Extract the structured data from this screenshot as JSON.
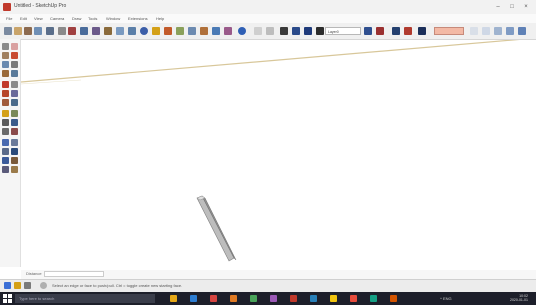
{
  "window": {
    "title": "Untitled - SketchUp Pro",
    "controls": {
      "minimize": "–",
      "maximize": "□",
      "close": "×"
    }
  },
  "menu": {
    "items": [
      "File",
      "Edit",
      "View",
      "Camera",
      "Draw",
      "Tools",
      "Window",
      "Extensions",
      "Help"
    ]
  },
  "toolbar": {
    "layer_value": "Layer0",
    "accent_color": "#3b6fd6",
    "style_color": "#f3b9a5"
  },
  "palette": {
    "icons": [
      "select-icon",
      "eraser-icon",
      "paint-bucket-icon",
      "line-icon",
      "rectangle-icon",
      "circle-icon",
      "arc-icon",
      "polygon-icon",
      "push-pull-icon",
      "move-icon",
      "rotate-icon",
      "scale-icon",
      "offset-icon",
      "follow-me-icon",
      "tape-measure-icon",
      "protractor-icon",
      "text-icon",
      "axes-icon",
      "dimension-icon",
      "section-plane-icon",
      "orbit-icon",
      "pan-icon",
      "zoom-icon",
      "zoom-window-icon",
      "zoom-extents-icon",
      "walk-icon",
      "look-around-icon",
      "position-camera-icon"
    ]
  },
  "viewport": {
    "background": "#ffffff",
    "horizon_color": "#d8c79a",
    "model_color": "#9a9a9a"
  },
  "measurements": {
    "label": "Distance"
  },
  "status": {
    "text": "Select an edge or face to push/pull. Ctrl = toggle create new starting face."
  },
  "taskbar": {
    "search_placeholder": "Type here to search",
    "tray_text": "^ ENG",
    "time": "10:02",
    "date": "2020-01-01",
    "colors": [
      "#e6a817",
      "#2d7dd2",
      "#d64541",
      "#e07a24",
      "#4aa35a",
      "#9b59b6",
      "#c0392b",
      "#2980b9",
      "#f1c40f",
      "#e74c3c",
      "#16a085",
      "#d35400"
    ]
  }
}
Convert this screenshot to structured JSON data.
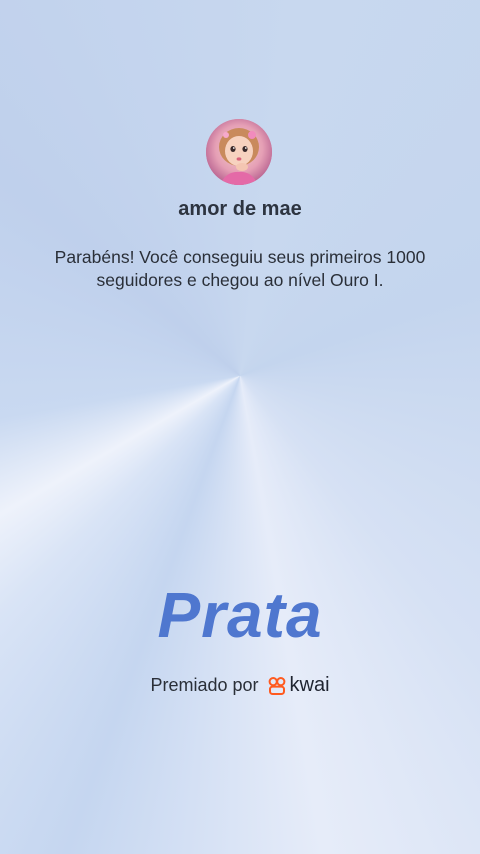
{
  "profile": {
    "username": "amor de mae",
    "avatar_icon": "avatar-girl-photo"
  },
  "message": "Parabéns! Você conseguiu seus primeiros 1000 seguidores e chegou ao nível Ouro I.",
  "level": {
    "title": "Prata",
    "color": "#4f77cf"
  },
  "awarded": {
    "label": "Premiado por",
    "brand_icon": "kwai-logo-icon",
    "brand_name": "kwai",
    "brand_color": "#ff5a1f"
  }
}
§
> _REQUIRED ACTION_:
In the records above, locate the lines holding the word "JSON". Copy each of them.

> _SOLUTION FOR THIS TASK_:
Extract the structured data from this screenshot as JSON.
Convert this screenshot to structured JSON data.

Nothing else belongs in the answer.